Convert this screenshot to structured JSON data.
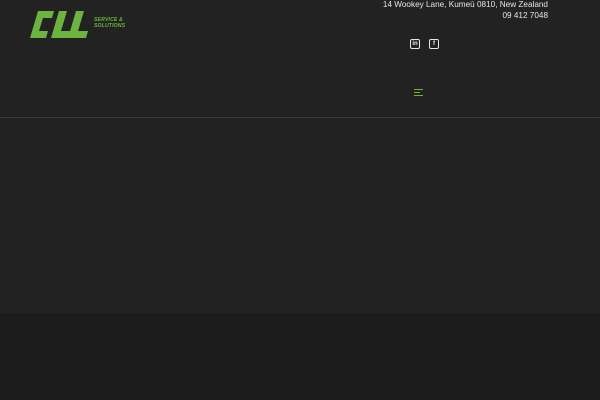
{
  "brand": {
    "name": "CLL",
    "tagline_line1": "SERVICE &",
    "tagline_line2": "SOLUTIONS",
    "accent_color": "#6cb33f"
  },
  "contact": {
    "address": "14 Wookey Lane, Kumeū 0810, New Zealand",
    "phone": "09 412 7048"
  },
  "social": [
    {
      "icon": "linkedin-icon",
      "glyph": "in"
    },
    {
      "icon": "facebook-icon",
      "glyph": "f"
    }
  ],
  "menu": {
    "icon": "hamburger-menu-icon"
  }
}
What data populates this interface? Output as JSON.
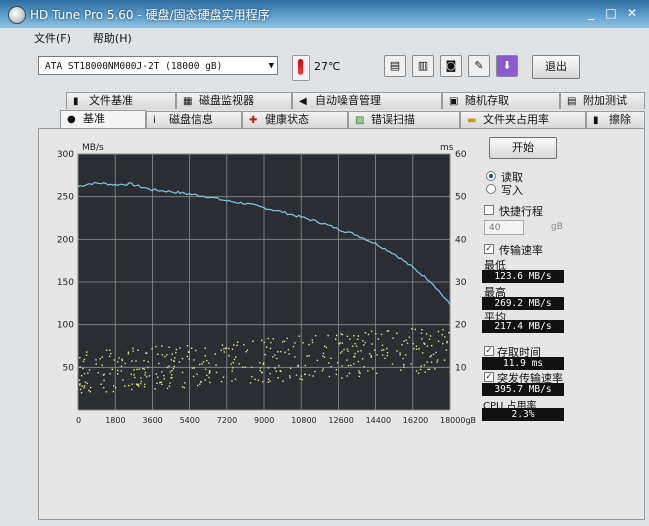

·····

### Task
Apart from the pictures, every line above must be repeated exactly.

### Reply
Convert this screenshot to structured JSON data.
{
  "brand": {
    "name": "CLL",
    "tagline_line1": "SERVICE &",
    "tagline_line2": "SOLUTIONS",
    "accent_color": "#6cb33f"
  },
  "contact": {
    "address": "14 Wookey Lane, Kumeū 0810, New Zealand",
    "phone": "09 412 7048"
  },
  "social": [
    {
      "icon": "linkedin-icon",
      "glyph": "in"
    },
    {
      "icon": "facebook-icon",
      "glyph": "f"
    }
  ],
  "menu": {
    "icon": "hamburger-menu-icon"
  }
}
What data populates this interface? Output as JSON.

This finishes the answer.